**EXERCISE INPUT:**
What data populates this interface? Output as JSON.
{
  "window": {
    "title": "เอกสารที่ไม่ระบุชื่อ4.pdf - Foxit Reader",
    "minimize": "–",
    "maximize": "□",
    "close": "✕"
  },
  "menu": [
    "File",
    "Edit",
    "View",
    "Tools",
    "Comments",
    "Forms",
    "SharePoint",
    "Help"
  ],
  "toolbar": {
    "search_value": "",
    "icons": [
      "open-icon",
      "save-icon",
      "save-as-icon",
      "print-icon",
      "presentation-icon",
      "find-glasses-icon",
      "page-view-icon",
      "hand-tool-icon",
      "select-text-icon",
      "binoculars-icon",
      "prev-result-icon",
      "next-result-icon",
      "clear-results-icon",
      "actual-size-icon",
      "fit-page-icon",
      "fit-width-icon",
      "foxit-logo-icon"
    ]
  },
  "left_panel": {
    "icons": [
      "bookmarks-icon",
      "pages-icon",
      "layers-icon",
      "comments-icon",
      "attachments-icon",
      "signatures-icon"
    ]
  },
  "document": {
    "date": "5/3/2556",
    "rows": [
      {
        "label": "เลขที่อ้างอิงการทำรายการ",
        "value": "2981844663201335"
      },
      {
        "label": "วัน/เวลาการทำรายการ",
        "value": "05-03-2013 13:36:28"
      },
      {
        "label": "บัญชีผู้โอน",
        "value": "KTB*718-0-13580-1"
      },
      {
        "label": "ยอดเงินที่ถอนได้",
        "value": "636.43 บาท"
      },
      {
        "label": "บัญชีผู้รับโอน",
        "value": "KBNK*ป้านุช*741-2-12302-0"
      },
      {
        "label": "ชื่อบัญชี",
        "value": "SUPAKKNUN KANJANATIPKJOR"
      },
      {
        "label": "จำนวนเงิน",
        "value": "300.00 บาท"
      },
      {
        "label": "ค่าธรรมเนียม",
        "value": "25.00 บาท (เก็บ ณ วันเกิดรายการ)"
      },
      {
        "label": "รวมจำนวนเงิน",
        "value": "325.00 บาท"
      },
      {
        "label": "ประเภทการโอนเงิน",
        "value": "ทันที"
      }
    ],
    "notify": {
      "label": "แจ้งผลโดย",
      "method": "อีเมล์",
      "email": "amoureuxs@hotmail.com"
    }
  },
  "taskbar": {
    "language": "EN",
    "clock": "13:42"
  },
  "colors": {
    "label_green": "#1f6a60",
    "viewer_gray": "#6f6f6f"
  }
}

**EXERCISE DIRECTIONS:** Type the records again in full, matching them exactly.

**FINAL ANSWER:**
What data populates this interface? Output as JSON.
{
  "window": {
    "title": "เอกสารที่ไม่ระบุชื่อ4.pdf - Foxit Reader",
    "minimize": "–",
    "maximize": "□",
    "close": "✕"
  },
  "menu": [
    "File",
    "Edit",
    "View",
    "Tools",
    "Comments",
    "Forms",
    "SharePoint",
    "Help"
  ],
  "toolbar": {
    "search_value": "",
    "icons": [
      "open-icon",
      "save-icon",
      "save-as-icon",
      "print-icon",
      "presentation-icon",
      "find-glasses-icon",
      "page-view-icon",
      "hand-tool-icon",
      "select-text-icon",
      "binoculars-icon",
      "prev-result-icon",
      "next-result-icon",
      "clear-results-icon",
      "actual-size-icon",
      "fit-page-icon",
      "fit-width-icon",
      "foxit-logo-icon"
    ]
  },
  "left_panel": {
    "icons": [
      "bookmarks-icon",
      "pages-icon",
      "layers-icon",
      "comments-icon",
      "attachments-icon",
      "signatures-icon"
    ]
  },
  "document": {
    "date": "5/3/2556",
    "rows": [
      {
        "label": "เลขที่อ้างอิงการทำรายการ",
        "value": "2981844663201335"
      },
      {
        "label": "วัน/เวลาการทำรายการ",
        "value": "05-03-2013 13:36:28"
      },
      {
        "label": "บัญชีผู้โอน",
        "value": "KTB*718-0-13580-1"
      },
      {
        "label": "ยอดเงินที่ถอนได้",
        "value": "636.43 บาท"
      },
      {
        "label": "บัญชีผู้รับโอน",
        "value": "KBNK*ป้านุช*741-2-12302-0"
      },
      {
        "label": "ชื่อบัญชี",
        "value": "SUPAKKNUN KANJANATIPKJOR"
      },
      {
        "label": "จำนวนเงิน",
        "value": "300.00 บาท"
      },
      {
        "label": "ค่าธรรมเนียม",
        "value": "25.00 บาท (เก็บ ณ วันเกิดรายการ)"
      },
      {
        "label": "รวมจำนวนเงิน",
        "value": "325.00 บาท"
      },
      {
        "label": "ประเภทการโอนเงิน",
        "value": "ทันที"
      }
    ],
    "notify": {
      "label": "แจ้งผลโดย",
      "method": "อีเมล์",
      "email": "amoureuxs@hotmail.com"
    }
  },
  "taskbar": {
    "language": "EN",
    "clock": "13:42"
  },
  "colors": {
    "label_green": "#1f6a60",
    "viewer_gray": "#6f6f6f"
  }
}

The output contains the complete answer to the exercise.